• The task
From the listing below, extract each line containing the string "this".

┄┄┄┄┄┄┄┄┄┄

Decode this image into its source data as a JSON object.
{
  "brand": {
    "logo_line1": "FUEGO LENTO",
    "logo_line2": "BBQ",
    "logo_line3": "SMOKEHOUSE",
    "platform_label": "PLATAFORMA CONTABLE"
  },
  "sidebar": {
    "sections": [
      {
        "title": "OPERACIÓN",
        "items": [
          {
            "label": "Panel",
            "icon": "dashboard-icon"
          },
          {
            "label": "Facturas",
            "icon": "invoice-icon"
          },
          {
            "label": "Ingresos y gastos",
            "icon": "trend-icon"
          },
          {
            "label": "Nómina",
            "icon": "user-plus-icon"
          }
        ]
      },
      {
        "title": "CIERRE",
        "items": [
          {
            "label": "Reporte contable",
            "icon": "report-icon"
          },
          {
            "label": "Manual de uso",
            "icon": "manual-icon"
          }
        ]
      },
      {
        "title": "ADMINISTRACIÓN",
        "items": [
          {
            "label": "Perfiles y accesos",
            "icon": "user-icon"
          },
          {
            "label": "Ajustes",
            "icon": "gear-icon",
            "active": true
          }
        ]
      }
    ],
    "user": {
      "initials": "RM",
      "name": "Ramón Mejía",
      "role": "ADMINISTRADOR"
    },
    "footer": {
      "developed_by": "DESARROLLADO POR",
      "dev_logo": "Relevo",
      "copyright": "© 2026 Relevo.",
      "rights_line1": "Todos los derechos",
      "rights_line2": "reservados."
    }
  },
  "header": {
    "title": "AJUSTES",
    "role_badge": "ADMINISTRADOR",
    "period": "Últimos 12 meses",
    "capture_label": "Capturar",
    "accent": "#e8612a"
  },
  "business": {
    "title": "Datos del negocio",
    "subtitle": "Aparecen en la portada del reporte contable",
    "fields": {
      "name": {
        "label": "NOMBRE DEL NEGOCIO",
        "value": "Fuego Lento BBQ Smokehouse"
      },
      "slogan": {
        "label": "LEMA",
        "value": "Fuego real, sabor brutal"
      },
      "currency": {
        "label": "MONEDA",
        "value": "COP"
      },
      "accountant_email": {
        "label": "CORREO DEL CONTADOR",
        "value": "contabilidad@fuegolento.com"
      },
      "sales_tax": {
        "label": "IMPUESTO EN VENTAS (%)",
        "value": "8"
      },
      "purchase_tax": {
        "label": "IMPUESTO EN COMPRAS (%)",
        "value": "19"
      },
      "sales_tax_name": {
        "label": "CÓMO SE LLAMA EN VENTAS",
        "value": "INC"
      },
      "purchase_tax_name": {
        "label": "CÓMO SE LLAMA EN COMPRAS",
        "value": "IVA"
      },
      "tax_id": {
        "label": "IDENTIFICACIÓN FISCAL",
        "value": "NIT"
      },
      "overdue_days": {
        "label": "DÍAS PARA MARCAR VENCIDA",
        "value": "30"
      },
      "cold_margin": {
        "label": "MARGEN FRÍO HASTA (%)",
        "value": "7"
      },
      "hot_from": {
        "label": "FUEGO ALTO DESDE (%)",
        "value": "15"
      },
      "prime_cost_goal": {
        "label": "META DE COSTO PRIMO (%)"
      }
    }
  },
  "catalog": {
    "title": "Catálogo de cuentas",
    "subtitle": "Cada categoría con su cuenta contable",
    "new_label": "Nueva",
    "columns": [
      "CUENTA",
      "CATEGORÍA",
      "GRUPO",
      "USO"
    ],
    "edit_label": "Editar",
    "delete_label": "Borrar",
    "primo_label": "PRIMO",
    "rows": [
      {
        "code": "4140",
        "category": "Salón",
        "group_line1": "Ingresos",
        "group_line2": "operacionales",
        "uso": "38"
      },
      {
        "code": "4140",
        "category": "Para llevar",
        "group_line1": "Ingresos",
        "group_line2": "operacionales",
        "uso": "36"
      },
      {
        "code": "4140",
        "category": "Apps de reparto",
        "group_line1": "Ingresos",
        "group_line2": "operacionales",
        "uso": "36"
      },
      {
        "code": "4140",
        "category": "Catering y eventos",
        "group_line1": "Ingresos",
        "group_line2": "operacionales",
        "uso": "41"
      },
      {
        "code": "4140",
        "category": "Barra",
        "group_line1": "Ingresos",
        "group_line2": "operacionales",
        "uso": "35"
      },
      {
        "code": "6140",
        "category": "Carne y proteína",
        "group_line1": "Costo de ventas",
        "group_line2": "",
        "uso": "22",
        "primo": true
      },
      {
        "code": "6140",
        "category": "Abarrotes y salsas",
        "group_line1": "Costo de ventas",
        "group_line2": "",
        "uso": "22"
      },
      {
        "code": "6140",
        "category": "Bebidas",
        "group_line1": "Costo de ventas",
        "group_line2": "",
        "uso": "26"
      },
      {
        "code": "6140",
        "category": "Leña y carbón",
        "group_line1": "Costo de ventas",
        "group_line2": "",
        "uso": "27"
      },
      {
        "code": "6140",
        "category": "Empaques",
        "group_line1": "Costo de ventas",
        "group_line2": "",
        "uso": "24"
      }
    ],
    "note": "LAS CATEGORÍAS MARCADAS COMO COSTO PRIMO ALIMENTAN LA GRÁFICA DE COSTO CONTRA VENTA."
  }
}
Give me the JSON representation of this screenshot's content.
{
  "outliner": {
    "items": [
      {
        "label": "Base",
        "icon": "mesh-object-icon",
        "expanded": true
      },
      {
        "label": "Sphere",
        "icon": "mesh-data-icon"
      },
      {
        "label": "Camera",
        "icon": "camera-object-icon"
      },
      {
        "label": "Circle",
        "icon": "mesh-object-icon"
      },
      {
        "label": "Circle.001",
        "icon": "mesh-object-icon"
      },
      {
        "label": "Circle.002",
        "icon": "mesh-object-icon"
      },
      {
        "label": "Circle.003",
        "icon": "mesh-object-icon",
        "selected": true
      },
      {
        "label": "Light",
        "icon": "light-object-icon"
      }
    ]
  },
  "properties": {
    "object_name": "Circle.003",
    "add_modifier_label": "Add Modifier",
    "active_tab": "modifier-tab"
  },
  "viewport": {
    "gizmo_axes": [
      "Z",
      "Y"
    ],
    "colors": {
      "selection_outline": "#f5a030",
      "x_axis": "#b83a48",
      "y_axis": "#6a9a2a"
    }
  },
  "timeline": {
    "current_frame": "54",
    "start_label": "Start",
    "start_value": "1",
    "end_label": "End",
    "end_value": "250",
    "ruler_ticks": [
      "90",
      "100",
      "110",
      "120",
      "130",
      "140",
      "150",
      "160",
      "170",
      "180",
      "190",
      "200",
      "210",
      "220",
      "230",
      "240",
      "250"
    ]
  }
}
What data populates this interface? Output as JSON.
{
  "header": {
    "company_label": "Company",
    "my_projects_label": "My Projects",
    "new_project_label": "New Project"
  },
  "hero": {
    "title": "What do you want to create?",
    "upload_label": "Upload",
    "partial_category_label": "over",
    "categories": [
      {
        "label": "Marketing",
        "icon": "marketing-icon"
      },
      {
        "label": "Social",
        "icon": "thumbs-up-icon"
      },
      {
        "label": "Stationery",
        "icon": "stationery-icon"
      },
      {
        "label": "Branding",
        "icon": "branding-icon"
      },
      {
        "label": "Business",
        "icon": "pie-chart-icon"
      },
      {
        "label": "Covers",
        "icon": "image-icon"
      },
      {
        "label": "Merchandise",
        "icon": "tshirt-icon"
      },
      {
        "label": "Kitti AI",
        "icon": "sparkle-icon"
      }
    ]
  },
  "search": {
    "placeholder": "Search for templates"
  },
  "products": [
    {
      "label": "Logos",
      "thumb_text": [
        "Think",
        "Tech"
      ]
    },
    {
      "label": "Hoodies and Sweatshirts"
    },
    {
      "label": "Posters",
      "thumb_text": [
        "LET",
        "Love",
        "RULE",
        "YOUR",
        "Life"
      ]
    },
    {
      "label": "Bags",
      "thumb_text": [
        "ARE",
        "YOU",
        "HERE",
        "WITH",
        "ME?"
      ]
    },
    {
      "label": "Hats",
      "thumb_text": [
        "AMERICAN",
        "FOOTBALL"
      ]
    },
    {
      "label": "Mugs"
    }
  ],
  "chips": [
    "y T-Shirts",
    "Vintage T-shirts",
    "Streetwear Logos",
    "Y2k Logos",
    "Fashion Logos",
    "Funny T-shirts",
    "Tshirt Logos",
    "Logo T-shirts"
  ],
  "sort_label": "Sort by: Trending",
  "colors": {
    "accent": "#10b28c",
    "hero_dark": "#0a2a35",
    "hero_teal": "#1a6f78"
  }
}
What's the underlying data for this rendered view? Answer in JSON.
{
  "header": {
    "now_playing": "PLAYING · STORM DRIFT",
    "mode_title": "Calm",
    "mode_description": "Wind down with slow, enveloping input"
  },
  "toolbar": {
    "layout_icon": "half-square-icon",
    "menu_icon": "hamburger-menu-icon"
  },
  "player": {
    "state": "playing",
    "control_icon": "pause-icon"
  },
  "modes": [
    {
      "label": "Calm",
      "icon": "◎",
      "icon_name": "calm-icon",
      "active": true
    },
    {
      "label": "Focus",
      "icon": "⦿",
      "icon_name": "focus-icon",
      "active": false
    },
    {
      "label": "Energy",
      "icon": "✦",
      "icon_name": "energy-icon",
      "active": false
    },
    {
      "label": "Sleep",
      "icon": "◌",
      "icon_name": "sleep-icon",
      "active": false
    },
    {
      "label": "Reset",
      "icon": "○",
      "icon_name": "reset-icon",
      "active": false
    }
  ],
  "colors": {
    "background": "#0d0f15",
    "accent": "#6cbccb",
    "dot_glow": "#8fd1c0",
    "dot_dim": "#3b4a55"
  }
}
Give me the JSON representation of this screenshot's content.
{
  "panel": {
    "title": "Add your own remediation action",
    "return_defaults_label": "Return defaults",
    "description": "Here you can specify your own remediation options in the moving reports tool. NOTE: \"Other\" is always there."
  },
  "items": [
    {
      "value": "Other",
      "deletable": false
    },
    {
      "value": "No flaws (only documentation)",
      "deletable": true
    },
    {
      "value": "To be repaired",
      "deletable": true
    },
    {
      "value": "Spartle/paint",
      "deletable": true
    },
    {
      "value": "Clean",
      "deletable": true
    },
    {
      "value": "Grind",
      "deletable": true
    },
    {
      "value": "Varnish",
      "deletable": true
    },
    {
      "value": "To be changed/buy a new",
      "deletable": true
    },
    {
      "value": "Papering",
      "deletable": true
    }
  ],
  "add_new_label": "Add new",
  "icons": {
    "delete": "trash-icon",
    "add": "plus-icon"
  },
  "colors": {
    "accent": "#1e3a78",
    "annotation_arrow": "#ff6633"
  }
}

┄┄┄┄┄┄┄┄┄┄

• Answer to the problem
Decode this image into its source data as a JSON object.
Give me the JSON representation of this screenshot's content.
What data populates this interface? Output as JSON.
What's the underlying data for this rendered view? Answer in JSON.
Give me the JSON representation of this screenshot's content.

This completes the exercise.